ExplorersWeb: How did a day on the Greenland ice looked like?
Alex: Our routine was brutal in order to allow for maximum time skiing. Our snow melting was done in shifts so that one person could sleep whilst the other tended the stove. We tried to go from stopping skiing to having the stove on within 10-12 minutes.
After a few hours of sleep (3-4 hours and on one occasion 6 hours) we would have our porridge and then crack on with skiing. We used 65 min sessions with 10 min breaks for our 500-calorie food boosts.
ExplorersWeb: Were your sleds too heavy perhaps? Were there things you didn’t use?
Alex: Our equipment was carefully refined and planned over many months and I was content with the 40kg start weights. There's a limit to how little you can take.
In hindsight, perhaps a reduction of calories from 8,600kcal to 7,500kcal could have been sufficient whilst saving a couple of kilos each.
ExplorersWeb: You were longer on the ice than you planned; how did your food worked out?

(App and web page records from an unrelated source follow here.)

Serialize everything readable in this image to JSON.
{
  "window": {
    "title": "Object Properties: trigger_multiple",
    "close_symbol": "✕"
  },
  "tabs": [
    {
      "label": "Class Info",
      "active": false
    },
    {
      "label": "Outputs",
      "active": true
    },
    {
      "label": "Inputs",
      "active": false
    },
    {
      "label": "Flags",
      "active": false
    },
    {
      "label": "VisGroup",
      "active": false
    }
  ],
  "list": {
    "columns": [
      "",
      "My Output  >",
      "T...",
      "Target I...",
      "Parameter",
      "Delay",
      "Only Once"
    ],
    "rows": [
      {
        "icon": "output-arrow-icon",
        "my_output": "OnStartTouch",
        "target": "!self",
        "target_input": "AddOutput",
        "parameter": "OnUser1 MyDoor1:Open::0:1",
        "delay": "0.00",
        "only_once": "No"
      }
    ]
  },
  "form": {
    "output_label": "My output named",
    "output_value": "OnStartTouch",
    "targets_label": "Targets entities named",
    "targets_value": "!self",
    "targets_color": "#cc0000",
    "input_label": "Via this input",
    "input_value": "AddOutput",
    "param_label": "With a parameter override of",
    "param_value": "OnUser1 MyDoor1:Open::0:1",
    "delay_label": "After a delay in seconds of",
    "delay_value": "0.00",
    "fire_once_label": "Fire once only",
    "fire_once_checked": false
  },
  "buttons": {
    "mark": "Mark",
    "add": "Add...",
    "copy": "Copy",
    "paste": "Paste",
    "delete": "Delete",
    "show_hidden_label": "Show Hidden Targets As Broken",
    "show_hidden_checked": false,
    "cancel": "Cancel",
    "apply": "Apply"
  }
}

Alex: We had to occasionally share a meal or have flapjack instead of a hot meal (since we took 9 full sets of daily rations) but to be honest, hunger was not a major issue on this expedition. 8,600kcal is a lot and easy to spread out!
We did both lose a fair amount of weight due to the sheer intensity of the expedition.
ExplorersWeb: Your equipment also took a punch...
Alex: That's an understatement! The sheer craziness of the east coast ice bent Wilki's sledge in half (well done Roger at Snowsled for making a plastic sledge which withstood so much punishment), snapped our shotgun clean in half, bent our tent poles, broke our precious sledge-skis (which were not fitted until the flat icecap) and took a massive toll on our feet.
ExplorersWeb: Anything else?
Alex: As a pair we were very content with our 11.5 day crossing, even given the slightly early pickup. However, we do have supreme respect for Odd Harald and his team. Having had a good crack at the record, we're in a position to appreciate quite how quick they were! It was a very intense expedition and quite fitting since it's my last Greenland expedition for the foreseeable future.